I met Jennie Grimes at the recent Living Beyond Breast Cancer conference. She was also asked to join the advocacy group and was instrumental in creating our "die-in." And Jennie and I have in common our work with the HIV/AIDS communities.
Do you remember the sit-ins of the 1960's and earlier? Mahatma Gandhi, India's great leader, created this non-violent form of protest. Encyclopedia Brittanica writes:
Sit-in, a tactic of nonviolent civil disobedience. The demonstrators enter a business or a public place and remain seated until forcibly evicted or until their grievances are answered. Attempts to terminate the essentially passive sit-in often appear brutal, thus arousing sympathy for the demonstrators among moderates and noninvolved individuals. Following Mahatma Gandhi’s teaching, Indians employed the sit-in to great advantage during their struggle for independence from the British. Later, the sit-in was adopted as a major tactic in the civil-rightsstruggle of American blacks; the first prominent sit-in occurred at a Greensboro(North Carolina) lunch counter in 1960. Student activists adopted the tactic later in the decade in demonstrations against the Vietnam War.

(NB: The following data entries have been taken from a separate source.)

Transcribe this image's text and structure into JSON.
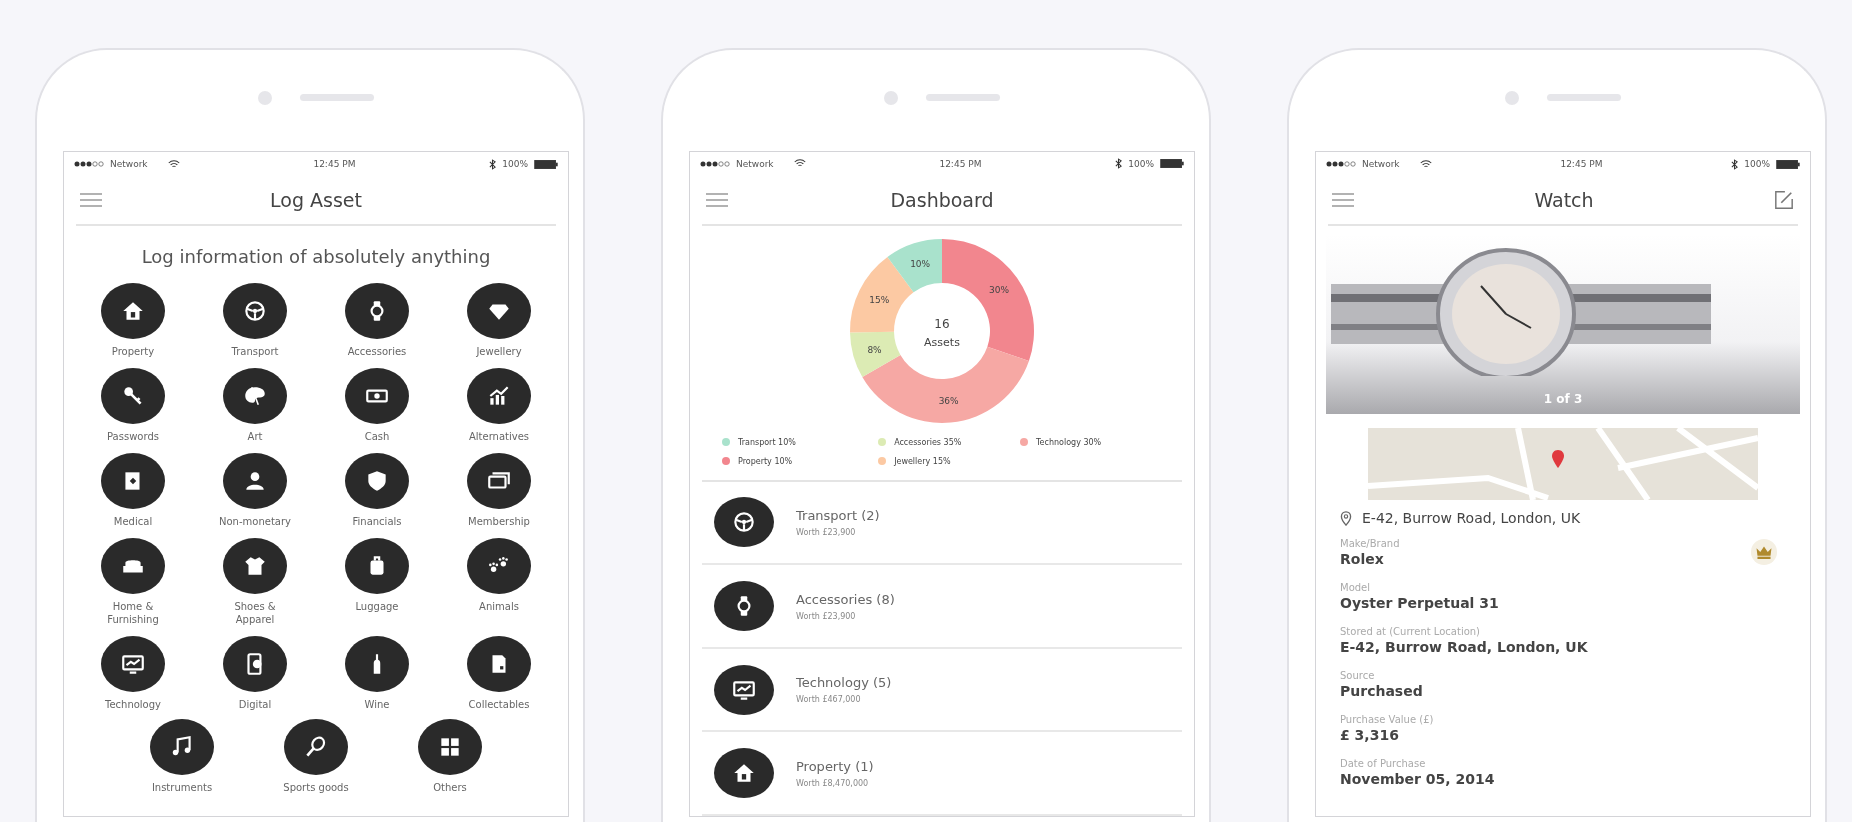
{
  "log_asset_screen": {
    "status_bar": {
      "carrier": "Network",
      "time": "12:45 PM",
      "battery": "100%"
    },
    "title": "Log Asset",
    "subtitle": "Log information of absolutely anything",
    "categories": [
      {
        "label": "Property"
      },
      {
        "label": "Transport"
      },
      {
        "label": "Accessories"
      },
      {
        "label": "Jewellery"
      },
      {
        "label": "Passwords"
      },
      {
        "label": "Art"
      },
      {
        "label": "Cash"
      },
      {
        "label": "Alternatives"
      },
      {
        "label": "Medical"
      },
      {
        "label": "Non-monetary"
      },
      {
        "label": "Financials"
      },
      {
        "label": "Membership"
      },
      {
        "label": "Home &\nFurnishing"
      },
      {
        "label": "Shoes &\nApparel"
      },
      {
        "label": "Luggage"
      },
      {
        "label": "Animals"
      },
      {
        "label": "Technology"
      },
      {
        "label": "Digital"
      },
      {
        "label": "Wine"
      },
      {
        "label": "Collectables"
      }
    ],
    "bottom_row": [
      {
        "label": "Instruments"
      },
      {
        "label": "Sports goods"
      },
      {
        "label": "Others"
      }
    ]
  },
  "dashboard_screen": {
    "status_bar": {
      "carrier": "Network",
      "time": "12:45 PM",
      "battery": "100%"
    },
    "title": "Dashboard",
    "chart": {
      "center_value": "16",
      "center_label": "Assets",
      "chart_data": {
        "type": "donut",
        "colors": [
          "#f2868e",
          "#f6a8a4",
          "#dcebb4",
          "#fcc9a3",
          "#a9e2cc"
        ],
        "series": [
          {
            "values": [
              30,
              36,
              8,
              15,
              10
            ]
          }
        ],
        "value_labels": [
          "30%",
          "36%",
          "8%",
          "15%",
          "10%"
        ]
      }
    },
    "legend": [
      {
        "label": "Transport 10%",
        "color": "#a9e2cc"
      },
      {
        "label": "Accessories 35%",
        "color": "#dcebb4"
      },
      {
        "label": "Technology 30%",
        "color": "#f6a8a4"
      },
      {
        "label": "Property 10%",
        "color": "#f2868e"
      },
      {
        "label": "Jewellery 15%",
        "color": "#fcc9a3"
      }
    ],
    "asset_groups": [
      {
        "title": "Transport (2)",
        "worth": "Worth £23,900"
      },
      {
        "title": "Accessories (8)",
        "worth": "Worth £23,900"
      },
      {
        "title": "Technology (5)",
        "worth": "Worth £467,000"
      },
      {
        "title": "Property (1)",
        "worth": "Worth £8,470,000"
      }
    ]
  },
  "watch_screen": {
    "status_bar": {
      "carrier": "Network",
      "time": "12:45 PM",
      "battery": "100%"
    },
    "title": "Watch",
    "photo_counter": "1 of 3",
    "address": "E-42, Burrow Road, London, UK",
    "fields": [
      {
        "label": "Make/Brand",
        "value": "Rolex"
      },
      {
        "label": "Model",
        "value": "Oyster Perpetual 31"
      },
      {
        "label": "Stored at (Current Location)",
        "value": "E-42, Burrow Road, London, UK"
      },
      {
        "label": "Source",
        "value": "Purchased"
      },
      {
        "label": "Purchase Value (£)",
        "value": "£ 3,316"
      },
      {
        "label": "Date of Purchase",
        "value": "November 05, 2014"
      }
    ]
  }
}
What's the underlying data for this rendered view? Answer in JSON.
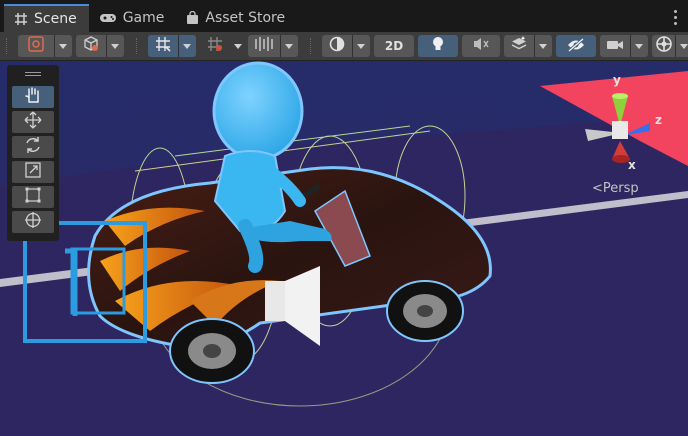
{
  "tabs": [
    {
      "label": "Scene",
      "icon": "hash-grid-icon",
      "active": true
    },
    {
      "label": "Game",
      "icon": "gamepad-icon",
      "active": false
    },
    {
      "label": "Asset Store",
      "icon": "shopping-bag-icon",
      "active": false
    }
  ],
  "toolbar": {
    "mode_2d_label": "2D",
    "items": [
      "draw-mode-dropdown",
      "render-path-dropdown",
      "grid-snapping-toggle",
      "increment-snap-dropdown",
      "grid-visibility-dropdown",
      "shading-mode-dropdown",
      "2d-toggle",
      "lighting-toggle",
      "audio-toggle",
      "effects-dropdown",
      "scene-visibility-toggle",
      "camera-dropdown",
      "gizmos-dropdown"
    ]
  },
  "tools": [
    "hand-tool",
    "move-tool",
    "rotate-tool",
    "scale-tool",
    "rect-tool",
    "transform-tool"
  ],
  "gizmo": {
    "projection_label": "Persp",
    "axis_labels": {
      "y": "y",
      "z": "z",
      "x": "x"
    },
    "colors": {
      "x": "#d43b3b",
      "y": "#8fd13a",
      "z": "#3a6fe8"
    }
  },
  "colors": {
    "sky": "#262c6a",
    "ground": "#2d2560",
    "road_red": "#f2445f",
    "selection_outline": "#7fc6ff",
    "character_blue": "#3ab6f0",
    "collider_lines": "#d9f29a",
    "ui_accent": "#46607c"
  }
}
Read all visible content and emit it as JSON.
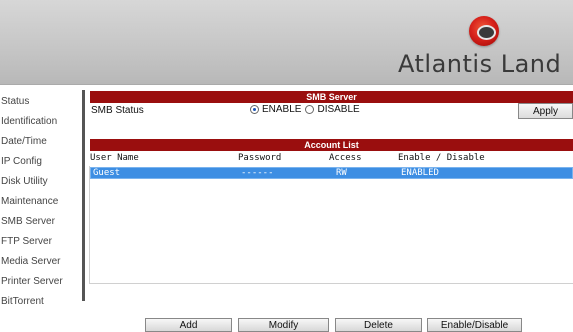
{
  "header": {
    "brand": "Atlantis Land"
  },
  "sidebar": {
    "items": [
      {
        "label": "Status"
      },
      {
        "label": "Identification"
      },
      {
        "label": "Date/Time"
      },
      {
        "label": "IP Config"
      },
      {
        "label": "Disk Utility"
      },
      {
        "label": "Maintenance"
      },
      {
        "label": "SMB Server"
      },
      {
        "label": "FTP Server"
      },
      {
        "label": "Media Server"
      },
      {
        "label": "Printer Server"
      },
      {
        "label": "BitTorrent"
      }
    ]
  },
  "smb": {
    "section_title": "SMB Server",
    "status_label": "SMB Status",
    "enable_label": "ENABLE",
    "disable_label": "DISABLE",
    "selected": "ENABLE",
    "apply_label": "Apply"
  },
  "accounts": {
    "section_title": "Account List",
    "columns": [
      "User Name",
      "Password",
      "Access",
      "Enable / Disable"
    ],
    "rows": [
      {
        "user": "Guest",
        "password": "------",
        "access": "RW",
        "status": "ENABLED",
        "selected": true
      }
    ]
  },
  "actions": {
    "add": "Add",
    "modify": "Modify",
    "delete": "Delete",
    "enable_disable": "Enable/Disable"
  },
  "colors": {
    "section_bar": "#9a0e0e",
    "selected_row": "#3d8ee3",
    "header_bg": "#c8c8c8"
  }
}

A tactic similar to the sit-in, the sit-down, has been used by unions to occupy plants of companies that were being struck. The sit-down was first used on a large scale in the United States during the United Automobile Workers’ strike against the General Motors Corporation in 1937. See also civil disobedience.
Jennie gave her permission for me to share her blog post about our "die-in." As we arranged ourselves to form two lines, she snuggled in next to me, took my hand, and with my roommate holding my other hand, we, for that moment, represented the 108 Americans who would die of metastatic breast cancer that day and every day.